In the midst of a pandemic, when your organization is trying to keep up with and adhere to local, state and national regulations and orders to keep residents and staff members safe and healthy, staff training on human resources issues may not be foremost in your plans. Yet as recruiting and retaining workers continue to be challenges in senior living, a new survey suggests the importance of such training.

Employees leave managers, not companies, the Society for Human Resource Management said its recent survey affirms. According to the society:

  • 84% of survey respondents said that poorly trained people-managers create a lot of unnecessary work and stress.
  • 57% said managers in their workplace could benefit from training on how to be a better people-manager.
  • 50% of participants said they believe their own performance would improve if their direct supervisor received additional training in people management. 

The top five skills people-managers could improve, according to respondents:

  1. Communicating effectively, 41%;
  2. Developing and training the team, 38%;
  3. Managing time and delegating, 37%;
  4. Cultivating a positive and inclusive team culture, 35%; and 
  5. Managing team performance, 35%.

“There is no relationship in the workplace more powerful than the one between people managers and employees,” SHRM President and CEO Johnny C. Taylor Jr. said. “As working Americans challenge organizations to manage and lead differently, those that don’t will find themselves left behind.”

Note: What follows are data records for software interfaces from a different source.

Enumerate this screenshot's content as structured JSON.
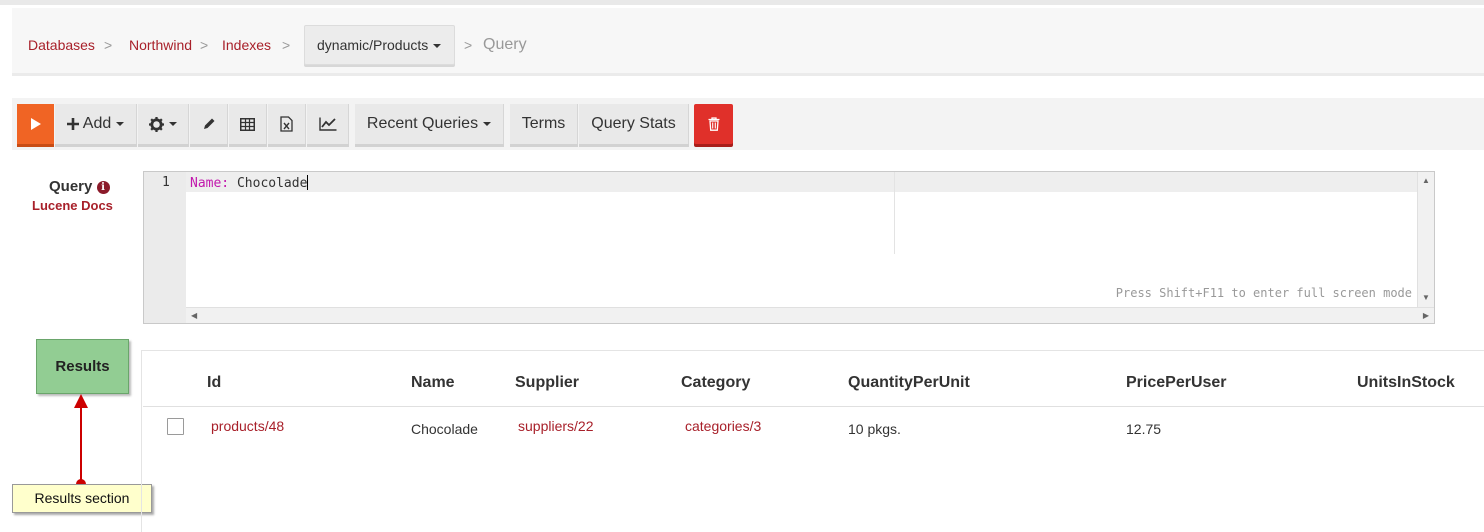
{
  "breadcrumb": {
    "items": [
      "Databases",
      "Northwind",
      "Indexes"
    ],
    "separator": ">",
    "dropdown": "dynamic/Products",
    "current": "Query"
  },
  "toolbar": {
    "add_label": "Add",
    "recent_queries_label": "Recent Queries",
    "terms_label": "Terms",
    "query_stats_label": "Query Stats"
  },
  "query": {
    "label": "Query",
    "docs_link": "Lucene Docs",
    "line_number": "1",
    "field": "Name:",
    "value": "Chocolade",
    "hint": "Press Shift+F11 to enter full screen mode"
  },
  "results": {
    "badge": "Results",
    "callout": "Results section",
    "columns": [
      "Id",
      "Name",
      "Supplier",
      "Category",
      "QuantityPerUnit",
      "PricePerUser",
      "UnitsInStock"
    ],
    "rows": [
      {
        "id": "products/48",
        "name": "Chocolade",
        "supplier": "suppliers/22",
        "category": "categories/3",
        "quantity_per_unit": "10 pkgs.",
        "price_per_user": "12.75"
      }
    ]
  },
  "colors": {
    "accent_link": "#a8202a",
    "run_button": "#f06424",
    "delete_button": "#e0302a",
    "results_badge": "#92cd93",
    "callout_bg": "#ffffcc"
  },
  "icons": [
    "play-icon",
    "plus-icon",
    "gear-icon",
    "pencil-icon",
    "table-icon",
    "excel-icon",
    "chart-icon",
    "trash-icon",
    "info-icon",
    "caret-down-icon"
  ]
}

So as you’re looking around your community and wondering how to maintain or improve morale and keep your best workers, give a thought to these findings and skills and see whether your own employee research or training program might be in order.